Hurwitz's theorem is stated here (section 2.6 of 'A taste of Jordan algebras' by Kevin McCrimmon) as:

Any composition algebra $C$ over a field $\Phi$ of characteristic not 2 has finite dimension $2^n$ for $n=0,1,2,3$ and is one of the following ...

it goes on then to describe generalisations of the usual normed division algebras.

The wikipedia page composition algebra tells us that one only has a 1-dimensional composition algebra when the characteristic of the base field is not 2, but otherwise you can start from a 2-dimensional composition algebra over a characteristic 2 field and perform the usual Cayley-Dickson construction.

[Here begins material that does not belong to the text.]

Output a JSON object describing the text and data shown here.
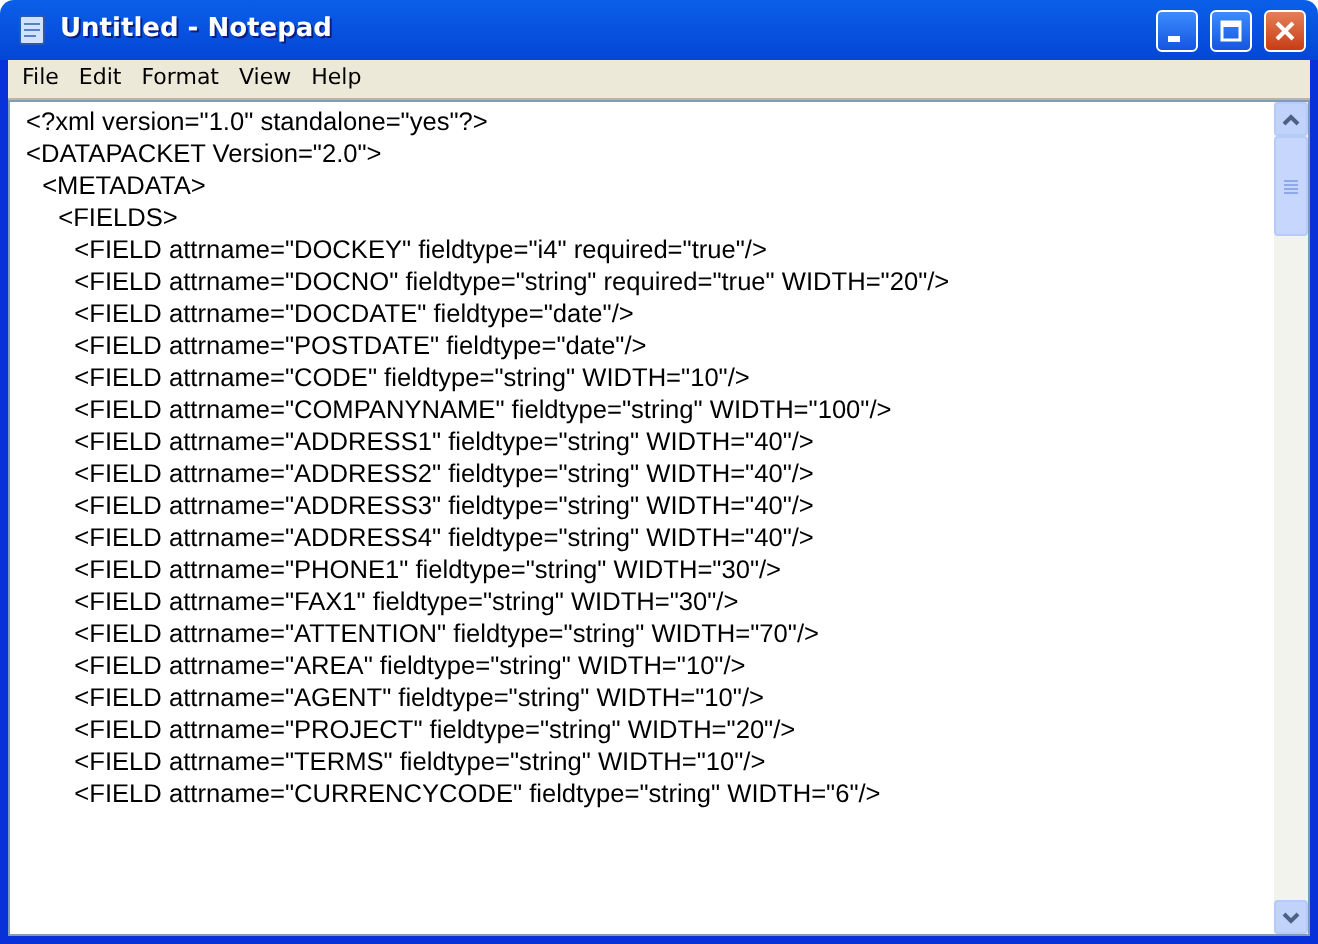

Edit: The following theorem was proved by Kaplansky (*Infinite-dimensional quadratic forms admitting composition*, Proc AMS 1953), which finishes off the classification. A quadratic form $g$ on an algebra $A$ over a field $F$ in this context is a function $g:A \to F$ such that $g(kx) = k^2g(x)$ for $k\in F$ and $x\in A$.

Theorem. Let $A$ be an algebra with unit element over a field $F$. Suppose
that $A$ carries a nonsingular quadratic form $g$ satisfying $g(xy) = g(x)g(y)$ for all
$x, y \in A$. Then:

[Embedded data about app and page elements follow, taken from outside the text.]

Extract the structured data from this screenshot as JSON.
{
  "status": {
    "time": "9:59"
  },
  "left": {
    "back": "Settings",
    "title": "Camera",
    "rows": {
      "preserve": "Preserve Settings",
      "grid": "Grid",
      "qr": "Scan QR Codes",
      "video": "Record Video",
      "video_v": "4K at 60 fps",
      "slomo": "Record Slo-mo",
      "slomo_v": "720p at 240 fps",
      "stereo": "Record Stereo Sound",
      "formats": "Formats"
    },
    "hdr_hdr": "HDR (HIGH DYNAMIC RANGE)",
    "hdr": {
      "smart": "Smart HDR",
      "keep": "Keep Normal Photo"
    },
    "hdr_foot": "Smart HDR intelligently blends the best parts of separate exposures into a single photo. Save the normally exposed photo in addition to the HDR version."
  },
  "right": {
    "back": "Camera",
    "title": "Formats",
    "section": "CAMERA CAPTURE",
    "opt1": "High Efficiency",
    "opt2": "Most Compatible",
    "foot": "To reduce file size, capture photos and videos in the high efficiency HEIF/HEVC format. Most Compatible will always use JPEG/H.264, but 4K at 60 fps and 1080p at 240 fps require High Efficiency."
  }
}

(a) A is alternative,

(b) except for the case where $A$ has characteristic two and is a purely inseparable field over $F$, $A$ is finite dimensional and of dimension 1, 2, 4, or 8,

(c) $A$ is either simple or the direct sum of two copies of $F$,

(d) $g(x) = x^\ast x$ where $x\mapsto x\ast$ is an involution of $A$.

So unless your base field has characteristic 2, and your division algebra is a purely inseparable extension of the base field, your division algebra has to be finite dimensional.

betit's true in the infinite-dimensional case as well, but I haven't checked it, so there's a slight gap here, at least in my brain. $\endgroup$